- [Task]:
In your reply, reproduce every line of the data without any alteration.
Given data Block Start
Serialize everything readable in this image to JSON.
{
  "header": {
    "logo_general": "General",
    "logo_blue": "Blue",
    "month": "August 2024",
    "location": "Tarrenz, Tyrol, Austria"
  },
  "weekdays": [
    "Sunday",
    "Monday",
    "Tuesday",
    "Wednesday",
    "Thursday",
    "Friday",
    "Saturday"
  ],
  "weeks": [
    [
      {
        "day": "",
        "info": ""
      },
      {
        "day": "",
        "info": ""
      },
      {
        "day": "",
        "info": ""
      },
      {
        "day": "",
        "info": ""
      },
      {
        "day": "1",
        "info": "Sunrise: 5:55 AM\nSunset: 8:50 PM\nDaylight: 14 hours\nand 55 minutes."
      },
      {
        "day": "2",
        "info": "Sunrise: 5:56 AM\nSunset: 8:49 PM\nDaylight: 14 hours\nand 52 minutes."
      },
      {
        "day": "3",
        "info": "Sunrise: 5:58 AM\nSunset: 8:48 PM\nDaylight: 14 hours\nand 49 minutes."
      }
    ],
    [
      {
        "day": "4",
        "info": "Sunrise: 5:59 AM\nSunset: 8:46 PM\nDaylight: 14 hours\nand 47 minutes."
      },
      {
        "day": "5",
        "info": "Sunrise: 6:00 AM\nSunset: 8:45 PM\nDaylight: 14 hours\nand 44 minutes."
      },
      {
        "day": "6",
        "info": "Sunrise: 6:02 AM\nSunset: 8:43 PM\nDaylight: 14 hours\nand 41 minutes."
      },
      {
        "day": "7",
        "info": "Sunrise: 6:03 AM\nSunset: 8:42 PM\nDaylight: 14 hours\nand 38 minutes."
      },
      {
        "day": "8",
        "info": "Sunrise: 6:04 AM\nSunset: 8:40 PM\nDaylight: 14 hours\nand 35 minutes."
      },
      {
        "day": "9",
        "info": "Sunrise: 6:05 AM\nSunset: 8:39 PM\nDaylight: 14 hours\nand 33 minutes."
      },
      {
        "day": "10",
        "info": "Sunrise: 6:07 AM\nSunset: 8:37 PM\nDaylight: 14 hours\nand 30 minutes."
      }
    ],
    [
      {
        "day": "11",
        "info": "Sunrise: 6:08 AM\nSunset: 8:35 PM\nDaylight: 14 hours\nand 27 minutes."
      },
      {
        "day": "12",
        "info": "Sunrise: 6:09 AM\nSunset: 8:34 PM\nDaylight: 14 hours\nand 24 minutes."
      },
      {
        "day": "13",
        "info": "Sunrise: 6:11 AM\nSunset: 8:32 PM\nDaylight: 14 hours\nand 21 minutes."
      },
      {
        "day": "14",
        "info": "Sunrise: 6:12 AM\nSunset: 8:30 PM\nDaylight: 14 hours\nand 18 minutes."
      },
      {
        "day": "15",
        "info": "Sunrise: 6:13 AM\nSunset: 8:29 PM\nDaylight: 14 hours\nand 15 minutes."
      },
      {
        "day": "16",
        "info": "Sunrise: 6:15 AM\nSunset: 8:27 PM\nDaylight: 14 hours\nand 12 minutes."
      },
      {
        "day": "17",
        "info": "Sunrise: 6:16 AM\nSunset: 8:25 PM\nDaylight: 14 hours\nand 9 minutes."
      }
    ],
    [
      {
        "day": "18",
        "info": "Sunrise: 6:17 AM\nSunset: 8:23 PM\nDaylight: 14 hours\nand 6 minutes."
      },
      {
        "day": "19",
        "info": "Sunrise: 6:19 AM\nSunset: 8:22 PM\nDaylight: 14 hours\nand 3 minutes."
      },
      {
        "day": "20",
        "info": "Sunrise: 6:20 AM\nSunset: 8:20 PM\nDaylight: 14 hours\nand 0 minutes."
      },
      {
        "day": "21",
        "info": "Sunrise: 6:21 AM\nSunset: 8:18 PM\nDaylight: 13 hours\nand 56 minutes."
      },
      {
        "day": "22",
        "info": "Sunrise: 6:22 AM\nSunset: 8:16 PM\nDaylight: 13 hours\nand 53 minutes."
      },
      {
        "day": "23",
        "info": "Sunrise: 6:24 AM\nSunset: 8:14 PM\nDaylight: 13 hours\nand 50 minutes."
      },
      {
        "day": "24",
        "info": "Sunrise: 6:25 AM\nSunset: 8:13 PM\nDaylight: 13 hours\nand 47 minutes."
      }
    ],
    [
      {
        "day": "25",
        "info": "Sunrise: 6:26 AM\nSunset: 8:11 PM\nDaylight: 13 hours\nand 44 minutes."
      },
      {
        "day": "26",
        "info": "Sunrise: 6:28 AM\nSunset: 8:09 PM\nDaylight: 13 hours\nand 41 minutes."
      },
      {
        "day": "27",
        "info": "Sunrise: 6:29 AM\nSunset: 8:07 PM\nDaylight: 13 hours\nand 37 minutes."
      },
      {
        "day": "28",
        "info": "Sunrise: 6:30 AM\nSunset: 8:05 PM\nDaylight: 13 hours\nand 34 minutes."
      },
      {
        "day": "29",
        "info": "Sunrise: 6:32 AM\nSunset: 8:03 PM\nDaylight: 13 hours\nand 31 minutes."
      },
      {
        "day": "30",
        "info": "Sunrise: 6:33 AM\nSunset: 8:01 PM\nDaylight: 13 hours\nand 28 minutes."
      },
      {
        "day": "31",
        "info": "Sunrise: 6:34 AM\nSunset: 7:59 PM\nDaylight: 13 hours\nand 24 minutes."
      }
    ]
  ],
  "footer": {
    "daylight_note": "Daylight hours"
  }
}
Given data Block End
- [Solved exercise]:
Serialize everything readable in this image to JSON.
{
  "header": {
    "logo_general": "General",
    "logo_blue": "Blue",
    "month": "August 2024",
    "location": "Tarrenz, Tyrol, Austria"
  },
  "weekdays": [
    "Sunday",
    "Monday",
    "Tuesday",
    "Wednesday",
    "Thursday",
    "Friday",
    "Saturday"
  ],
  "weeks": [
    [
      {
        "day": "",
        "info": ""
      },
      {
        "day": "",
        "info": ""
      },
      {
        "day": "",
        "info": ""
      },
      {
        "day": "",
        "info": ""
      },
      {
        "day": "1",
        "info": "Sunrise: 5:55 AM\nSunset: 8:50 PM\nDaylight: 14 hours\nand 55 minutes."
      },
      {
        "day": "2",
        "info": "Sunrise: 5:56 AM\nSunset: 8:49 PM\nDaylight: 14 hours\nand 52 minutes."
      },
      {
        "day": "3",
        "info": "Sunrise: 5:58 AM\nSunset: 8:48 PM\nDaylight: 14 hours\nand 49 minutes."
      }
    ],
    [
      {
        "day": "4",
        "info": "Sunrise: 5:59 AM\nSunset: 8:46 PM\nDaylight: 14 hours\nand 47 minutes."
      },
      {
        "day": "5",
        "info": "Sunrise: 6:00 AM\nSunset: 8:45 PM\nDaylight: 14 hours\nand 44 minutes."
      },
      {
        "day": "6",
        "info": "Sunrise: 6:02 AM\nSunset: 8:43 PM\nDaylight: 14 hours\nand 41 minutes."
      },
      {
        "day": "7",
        "info": "Sunrise: 6:03 AM\nSunset: 8:42 PM\nDaylight: 14 hours\nand 38 minutes."
      },
      {
        "day": "8",
        "info": "Sunrise: 6:04 AM\nSunset: 8:40 PM\nDaylight: 14 hours\nand 35 minutes."
      },
      {
        "day": "9",
        "info": "Sunrise: 6:05 AM\nSunset: 8:39 PM\nDaylight: 14 hours\nand 33 minutes."
      },
      {
        "day": "10",
        "info": "Sunrise: 6:07 AM\nSunset: 8:37 PM\nDaylight: 14 hours\nand 30 minutes."
      }
    ],
    [
      {
        "day": "11",
        "info": "Sunrise: 6:08 AM\nSunset: 8:35 PM\nDaylight: 14 hours\nand 27 minutes."
      },
      {
        "day": "12",
        "info": "Sunrise: 6:09 AM\nSunset: 8:34 PM\nDaylight: 14 hours\nand 24 minutes."
      },
      {
        "day": "13",
        "info": "Sunrise: 6:11 AM\nSunset: 8:32 PM\nDaylight: 14 hours\nand 21 minutes."
      },
      {
        "day": "14",
        "info": "Sunrise: 6:12 AM\nSunset: 8:30 PM\nDaylight: 14 hours\nand 18 minutes."
      },
      {
        "day": "15",
        "info": "Sunrise: 6:13 AM\nSunset: 8:29 PM\nDaylight: 14 hours\nand 15 minutes."
      },
      {
        "day": "16",
        "info": "Sunrise: 6:15 AM\nSunset: 8:27 PM\nDaylight: 14 hours\nand 12 minutes."
      },
      {
        "day": "17",
        "info": "Sunrise: 6:16 AM\nSunset: 8:25 PM\nDaylight: 14 hours\nand 9 minutes."
      }
    ],
    [
      {
        "day": "18",
        "info": "Sunrise: 6:17 AM\nSunset: 8:23 PM\nDaylight: 14 hours\nand 6 minutes."
      },
      {
        "day": "19",
        "info": "Sunrise: 6:19 AM\nSunset: 8:22 PM\nDaylight: 14 hours\nand 3 minutes."
      },
      {
        "day": "20",
        "info": "Sunrise: 6:20 AM\nSunset: 8:20 PM\nDaylight: 14 hours\nand 0 minutes."
      },
      {
        "day": "21",
        "info": "Sunrise: 6:21 AM\nSunset: 8:18 PM\nDaylight: 13 hours\nand 56 minutes."
      },
      {
        "day": "22",
        "info": "Sunrise: 6:22 AM\nSunset: 8:16 PM\nDaylight: 13 hours\nand 53 minutes."
      },
      {
        "day": "23",
        "info": "Sunrise: 6:24 AM\nSunset: 8:14 PM\nDaylight: 13 hours\nand 50 minutes."
      },
      {
        "day": "24",
        "info": "Sunrise: 6:25 AM\nSunset: 8:13 PM\nDaylight: 13 hours\nand 47 minutes."
      }
    ],
    [
      {
        "day": "25",
        "info": "Sunrise: 6:26 AM\nSunset: 8:11 PM\nDaylight: 13 hours\nand 44 minutes."
      },
      {
        "day": "26",
        "info": "Sunrise: 6:28 AM\nSunset: 8:09 PM\nDaylight: 13 hours\nand 41 minutes."
      },
      {
        "day": "27",
        "info": "Sunrise: 6:29 AM\nSunset: 8:07 PM\nDaylight: 13 hours\nand 37 minutes."
      },
      {
        "day": "28",
        "info": "Sunrise: 6:30 AM\nSunset: 8:05 PM\nDaylight: 13 hours\nand 34 minutes."
      },
      {
        "day": "29",
        "info": "Sunrise: 6:32 AM\nSunset: 8:03 PM\nDaylight: 13 hours\nand 31 minutes."
      },
      {
        "day": "30",
        "info": "Sunrise: 6:33 AM\nSunset: 8:01 PM\nDaylight: 13 hours\nand 28 minutes."
      },
      {
        "day": "31",
        "info": "Sunrise: 6:34 AM\nSunset: 7:59 PM\nDaylight: 13 hours\nand 24 minutes."
      }
    ]
  ],
  "footer": {
    "daylight_note": "Daylight hours"
  }
}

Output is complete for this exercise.